In the decades since, Brazil’s Black activists have gained prominence and promoted awareness of structural racism. The federal government instituted policies aimed at addressing it, including affirmative-action admissions for public universities and jobs. There has been heightened consciousness throughout society.
In 2014, a fan hurled a banana at defender Dani Alves during a Spanish league match; he picked it up and ate it in a show of defiance, triggering a coordinated social media campaign with other Brazilian players, including star forward Neymar, who did the same.
Vinicius’ own educational nonprofit this week launched a program to train public school teachers to raise awareness about racism and instruct kids in fighting discrimination. A teacher at a Sao Goncalo school that will host the project, Mariana Alves, hopes it will provide kids much-needed support and preparation. She spoke in a classroom with soccer-ball beanbag chairs strewn about, and enormous photos of Vinicius on the walls.
Most of the school’s students are Black or biracial, and many have experienced racism, Alves said in an interview. This week, her 10-year-old students have been asking if she saw what happened to Vinicius because they don’t fully understand.
“He has money, he has all this status, and not even that stopped him from going through this situation of racism,” said Alves, who is Black and from Sao Goncalo. “So the students wonder ... ‘Will I go through that, too? Is that going to happen to me?’”
As a boy, Vinicius started training at a nearby feeder school for Flamengo, Brazil’s most popular club, before signing with its youth team.
Sao Goncalo kids there were a blur Wednesday afternoon as they ran non-stop drills, leaving them without time or breath to discuss their idol’s troubles on another continent.
Still, they knew.
One of them, Ryan Gonçalves Negri, said he has talked about it with his friends outside the soccer school, and that Vinicius should transfer out of the Spanish league “urgently.”

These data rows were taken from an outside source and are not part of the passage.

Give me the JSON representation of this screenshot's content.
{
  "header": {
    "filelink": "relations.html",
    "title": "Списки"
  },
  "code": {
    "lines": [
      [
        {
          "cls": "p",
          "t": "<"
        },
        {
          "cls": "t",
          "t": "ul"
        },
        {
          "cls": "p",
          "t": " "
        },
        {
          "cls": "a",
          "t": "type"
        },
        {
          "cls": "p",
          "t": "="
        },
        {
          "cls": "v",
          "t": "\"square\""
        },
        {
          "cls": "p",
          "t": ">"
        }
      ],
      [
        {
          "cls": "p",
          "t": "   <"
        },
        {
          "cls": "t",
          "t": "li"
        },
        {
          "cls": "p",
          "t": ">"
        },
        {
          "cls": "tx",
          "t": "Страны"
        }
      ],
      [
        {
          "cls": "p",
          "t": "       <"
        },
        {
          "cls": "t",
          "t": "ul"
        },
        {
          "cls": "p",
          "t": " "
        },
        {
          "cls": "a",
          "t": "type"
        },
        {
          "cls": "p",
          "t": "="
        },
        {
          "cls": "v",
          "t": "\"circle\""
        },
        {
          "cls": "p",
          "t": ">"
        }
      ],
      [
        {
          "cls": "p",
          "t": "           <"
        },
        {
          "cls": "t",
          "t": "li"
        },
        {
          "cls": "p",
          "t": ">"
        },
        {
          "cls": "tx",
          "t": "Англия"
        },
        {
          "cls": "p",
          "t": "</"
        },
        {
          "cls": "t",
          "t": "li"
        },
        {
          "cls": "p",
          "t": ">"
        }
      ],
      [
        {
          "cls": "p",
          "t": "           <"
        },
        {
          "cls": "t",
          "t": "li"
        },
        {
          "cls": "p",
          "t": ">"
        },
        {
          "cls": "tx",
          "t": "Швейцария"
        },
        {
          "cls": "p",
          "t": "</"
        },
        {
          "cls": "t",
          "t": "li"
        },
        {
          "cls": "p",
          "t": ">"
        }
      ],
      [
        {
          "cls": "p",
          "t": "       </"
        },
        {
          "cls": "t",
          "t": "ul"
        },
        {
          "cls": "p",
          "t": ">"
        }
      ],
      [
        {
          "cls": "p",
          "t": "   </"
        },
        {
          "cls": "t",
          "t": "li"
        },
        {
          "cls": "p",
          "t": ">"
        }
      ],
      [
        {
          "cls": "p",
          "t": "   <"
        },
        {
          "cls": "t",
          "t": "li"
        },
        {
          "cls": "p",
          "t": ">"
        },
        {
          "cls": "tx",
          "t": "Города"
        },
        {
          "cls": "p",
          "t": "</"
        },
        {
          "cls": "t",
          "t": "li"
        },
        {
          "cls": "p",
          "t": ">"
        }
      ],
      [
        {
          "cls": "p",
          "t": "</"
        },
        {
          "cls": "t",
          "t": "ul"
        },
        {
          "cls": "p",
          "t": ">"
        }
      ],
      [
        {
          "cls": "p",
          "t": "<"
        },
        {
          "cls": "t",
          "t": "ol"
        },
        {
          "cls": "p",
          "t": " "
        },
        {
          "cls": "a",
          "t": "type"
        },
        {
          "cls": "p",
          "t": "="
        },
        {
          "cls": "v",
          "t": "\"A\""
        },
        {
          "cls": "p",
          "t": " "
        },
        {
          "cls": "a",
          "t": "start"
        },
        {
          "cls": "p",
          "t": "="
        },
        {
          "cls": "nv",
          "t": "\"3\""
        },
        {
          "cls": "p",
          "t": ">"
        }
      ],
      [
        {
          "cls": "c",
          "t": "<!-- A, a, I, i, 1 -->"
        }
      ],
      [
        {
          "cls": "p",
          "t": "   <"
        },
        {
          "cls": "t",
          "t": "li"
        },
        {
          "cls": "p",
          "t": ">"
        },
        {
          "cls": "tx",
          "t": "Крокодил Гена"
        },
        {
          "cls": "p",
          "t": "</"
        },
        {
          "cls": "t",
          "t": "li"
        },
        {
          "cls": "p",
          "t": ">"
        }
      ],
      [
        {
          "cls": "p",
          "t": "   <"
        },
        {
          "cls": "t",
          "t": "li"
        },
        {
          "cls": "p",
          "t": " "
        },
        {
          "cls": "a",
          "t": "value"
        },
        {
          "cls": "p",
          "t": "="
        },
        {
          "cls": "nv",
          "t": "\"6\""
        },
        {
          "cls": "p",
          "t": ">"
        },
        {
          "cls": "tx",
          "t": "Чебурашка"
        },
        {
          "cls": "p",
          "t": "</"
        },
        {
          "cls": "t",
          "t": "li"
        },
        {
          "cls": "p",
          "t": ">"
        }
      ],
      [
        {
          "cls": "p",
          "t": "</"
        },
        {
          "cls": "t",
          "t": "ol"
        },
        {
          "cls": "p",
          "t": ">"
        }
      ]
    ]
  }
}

“I would never want to play there,” Negri, 13, said. “It’s not for Brazilians who know how to score goals and celebrate.”
While the kids practiced, the rapper Oliveira and his producer Éverton Ramos, known as DJ Cabide, stepped onto the turf and made their way to the corner. They set up a speaker beneath a banner of Vinicius as a brash teenager with his tongue extended, then started recording a clip for their protest song’s music video.
“I’m no one, but my voice can reach where I can’t go, where I can’t imagine going,” Oliveira said. “My voice will get there, you understand?”